119 USDA Pig Crop Report, 87
Schwager, Jack, 47, 48 U.S. dollar index, 162
short-selling, 4, 5 U.S. News & World Report, 224, 240
Smith, Gary, 119,120 Viewpoints of a Commodity Trader, 47,
Social Security effect, 81 49, 50, 52, 54
software, futures, 122,133, 211 Wall Street Journal, The, 30, 97,123,
Soros, George, 124 130,133,134,161, 218, 219,
soybeans, 61, 63, 65, 67, 69, 72, 74, 222, 223, 225, 226, 228, 229,
87-88, 93,170 231, 232, 233, 234, 235, 236,
Special Drawing Rights (SDR), 161 237, 238, 239, 241
specialists, 7, 8, 20, 25, 35 Wal-Mart, 18
Speculative Top, 205 weak hands formation, 89, 90
split opening. See opening systems, Weintraub, Neal, 18, 32, 48, 55, 81,
spreads, 139-146 119
spy satellites, 123 wheat, 140-142
Steinhardt, Michael, 48 Wilson, President, 187,188,188
stockbrokers, 1,17 Wright, Charles, 118
Stocks & Commodities magazine, 117 Xerox, 18
stocks and stock market, 20, 35, 36,
37,188,190, 210

246
The Trader's Edge
(lash in on the winning strategies of floor traders, commercials,
and market insiders.

Above all else, one fact is clear in the futures industry: a
small group of traders regularly win. while the vast majority
regularly lose.
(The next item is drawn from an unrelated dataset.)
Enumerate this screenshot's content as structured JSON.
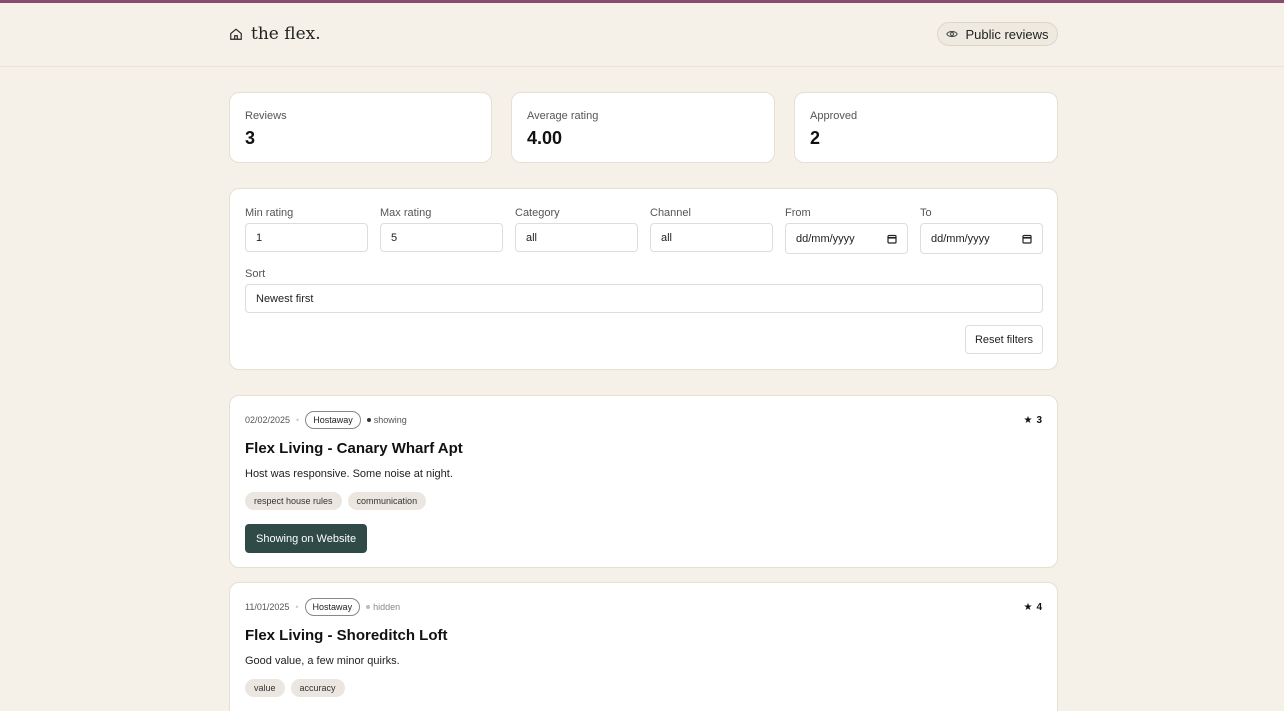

Indeed, the How of money to winners from
losers is so consistent that it's as if the losers pay ''salaries"
to the winners.

Wouldn't you like to know why winners win and losers lose?
Equipped with this knowledge, wouldn't trading be a lot

The Trader's Edge tells you exactly that.

Written by veteran futures trader Grant Noble, the book

Cashing In identifies the three groups of traders who consistently win:
floor traders, commercials, and market insiders. As Noble
e x p l a i n s , the three groups share one important

On the characteristic besides being winners: they all have an edge
that gives them a competitive advantage over the majority

Winning of other traders. Showing you how to replicate that "edge"
is what The Trader's Edge is all about.

Strategies of Filled with techniques used by real winners. 77ic Trader's
Edge will show you:

Floor Traders, How floor traders exploit the routines ol the markets.
How to track the activity of big commercial traders.

Commercials Discover the sources of "inside" information.
How to use spreads to reduce risk, just like the biggest

& Market traders.
Understand why the opening is the most critical part ol

Grant Noble
the trading day.

Insiders D i s c o v e r how to j u d i c i o u s l y "fade" media hype.

The Trader's Edge is filled with nuggets of inside, practical
information that are derived from actual market activity.